A 4.2 Billion-year-old Asteroid’s Space Dust May Contain the Answer to Preventing Catastrophic Impacts With Earth

A 4.2 Billion-year-old Asteroid’s Space Dust May Contain the Answer to Preventing Catastrophic Impacts With Earth

Researchers believe that tiny particles of dust from a “great space cushion” that is nearly as old as the solar system may hold new secrets for preventing catastrophic asteroid crashes with Earth.

Three minuscule dust particles, each little bigger than a hair, found on the 500-meter-long asteroid Itokawa reveal that some of these space rocks are older and more durable than previously believed.

Itokawa, an asteroid that resembles a peanut, is considered to be potentially hazardous since it might approach Earth dangerously near and do substantial harm in the event of a collision.

Itokawa is 10 times older than solid asteroids of comparable size, according to a study that was published in the Proceedings of the National Academy of Sciences. Itokawa formed more than 4.2 billion years ago. In contrast, the solar system is 4.57 billion years old.

Itokawa is an asteroid that forms into a pile of debris after two solid asteroids crash and the ensuing pieces combine to form new formations. They are held together by the gravitational pull of the many elements that make them up, which include rocks, dust, pebbles, and a void.

The lifespan of solid asteroids is estimated to be several hundred million years, during which time they are continually crushed by collisions.

The authors of the study concluded that “such a long asteroid survival time is linked to the shock-absorbent characteristic of debris pile material and shows that rubble piles are hard to remove once they are generated.”

The study’s first author, Professor Fred Jourdan of Curtin University’s faculty of earth and planetary sciences, said, “We were really startled. That’s incredibly, extremely ancient, and I’m certain that some of my coworkers won’t even believe it.

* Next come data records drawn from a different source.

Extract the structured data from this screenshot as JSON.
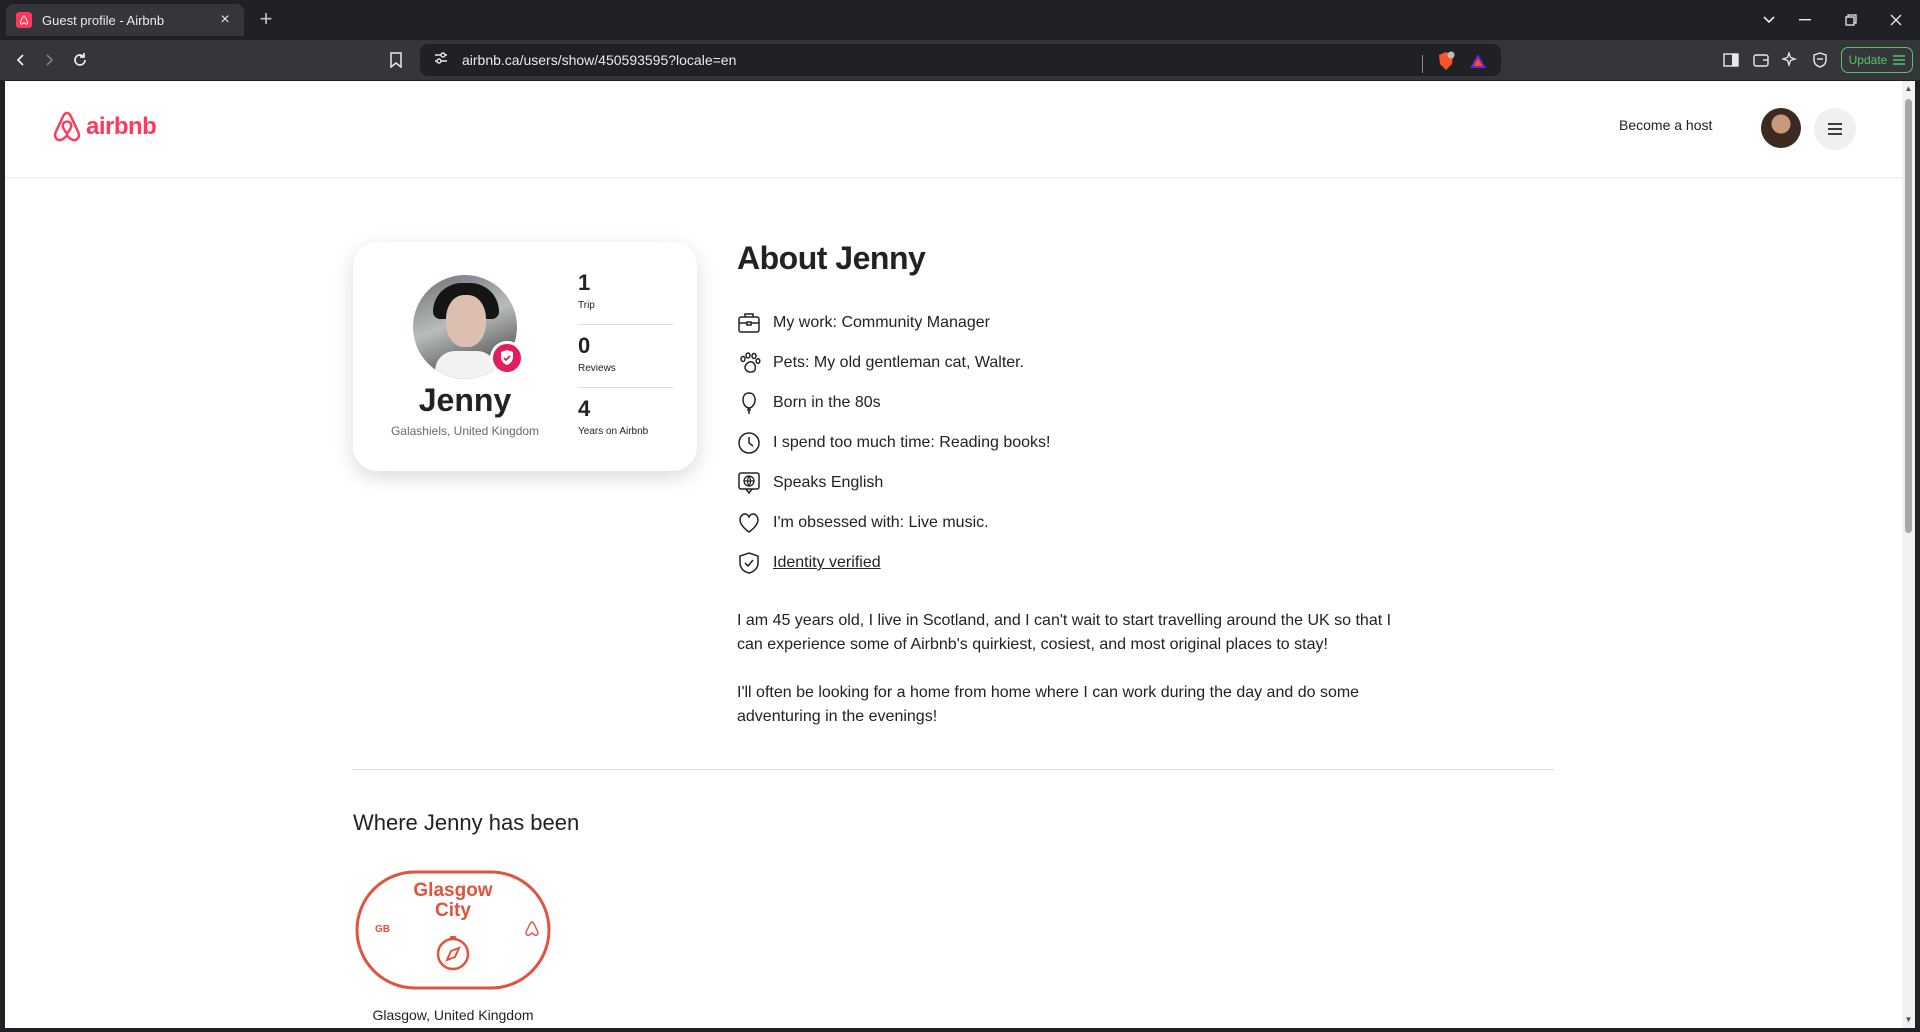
{
  "browser": {
    "tab_title": "Guest profile - Airbnb",
    "url": "airbnb.ca/users/show/450593595?locale=en",
    "update_label": "Update"
  },
  "header": {
    "brand": "airbnb",
    "become_host": "Become a host"
  },
  "profile": {
    "name": "Jenny",
    "location": "Galashiels, United Kingdom",
    "stats": [
      {
        "value": "1",
        "label": "Trip"
      },
      {
        "value": "0",
        "label": "Reviews"
      },
      {
        "value": "4",
        "label": "Years on Airbnb"
      }
    ]
  },
  "about": {
    "title": "About Jenny",
    "facts": [
      {
        "icon": "briefcase-icon",
        "text": "My work: Community Manager"
      },
      {
        "icon": "paw-icon",
        "text": "Pets: My old gentleman cat, Walter."
      },
      {
        "icon": "balloon-icon",
        "text": "Born in the 80s"
      },
      {
        "icon": "clock-icon",
        "text": "I spend too much time: Reading books!"
      },
      {
        "icon": "language-icon",
        "text": "Speaks English"
      },
      {
        "icon": "heart-icon",
        "text": "I'm obsessed with: Live music."
      },
      {
        "icon": "shield-check-icon",
        "text": "Identity verified"
      }
    ],
    "bio": [
      "I am 45 years old, I live in Scotland, and I can't wait to start travelling around the UK so that I can experience some of Airbnb's quirkiest, cosiest, and most original places to stay!",
      "I'll often be looking for a home from home where I can work during the day and do some adventuring in the evenings!"
    ]
  },
  "places": {
    "title": "Where Jenny has been",
    "items": [
      {
        "stamp_line1": "Glasgow",
        "stamp_line2": "City",
        "country_code": "GB",
        "caption": "Glasgow, United Kingdom"
      }
    ]
  },
  "colors": {
    "brand": "#ff385c",
    "badge": "#e31c5f",
    "stamp": "#e0533c",
    "update": "#59c26c"
  }
}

Jourdan told AFP, “It’s like a gigantic space cushion, and cushions are amazing at absorbing stress.”

Because they can withstand the repeated beating they receive, rubble-pile asteroids are probably much more common than previously thought. That might imply that we require new approaches to deal with asteroids that are headed directly for Earth, according to Jourdan.

NASA’s most recent Dart test shown that asteroids like Itokawa can be pushed off course, although doing so would likely need many years’ worth of lead time.

A new strategy would be needed if an asteroid was only a few weeks away from striking Earth. According to Jourdan, if an asteroid were to be discovered too late to deflect its direct impact, a nuclear explosion could be necessary.

He refers to the 1998 science fiction film “Armageddon” and remarks, “It’s not ‘Armageddon’-style'” when he blows it up. The asteroid should be moved out of the way by the shock wave without being destroyed.

Although it is a broad conclusion to make from such tiny dust specks, each one is examined at the atomic level.

Of order to identify deformations brought on by the collision that gave rise to Itokawa, the scientists examined the crystal structures in the samples. By monitoring the decomposition of potassium into argon, they were able to date the samples.

Because the machines are measuring and counting atoms, Jourdan explained, “we can get large stories like that out of [something] very, very small.” Every grain has a unique tale to share.

The three Itokawa dust samples were initially gathered by the Hayabusa 1 spacecraft of the Japanese Space Agency in 2005.

Five years later, the samples were delivered back to Earth. Since then, they and hundreds of other particles from Itokawa have been analyzed by scientists in search of hints.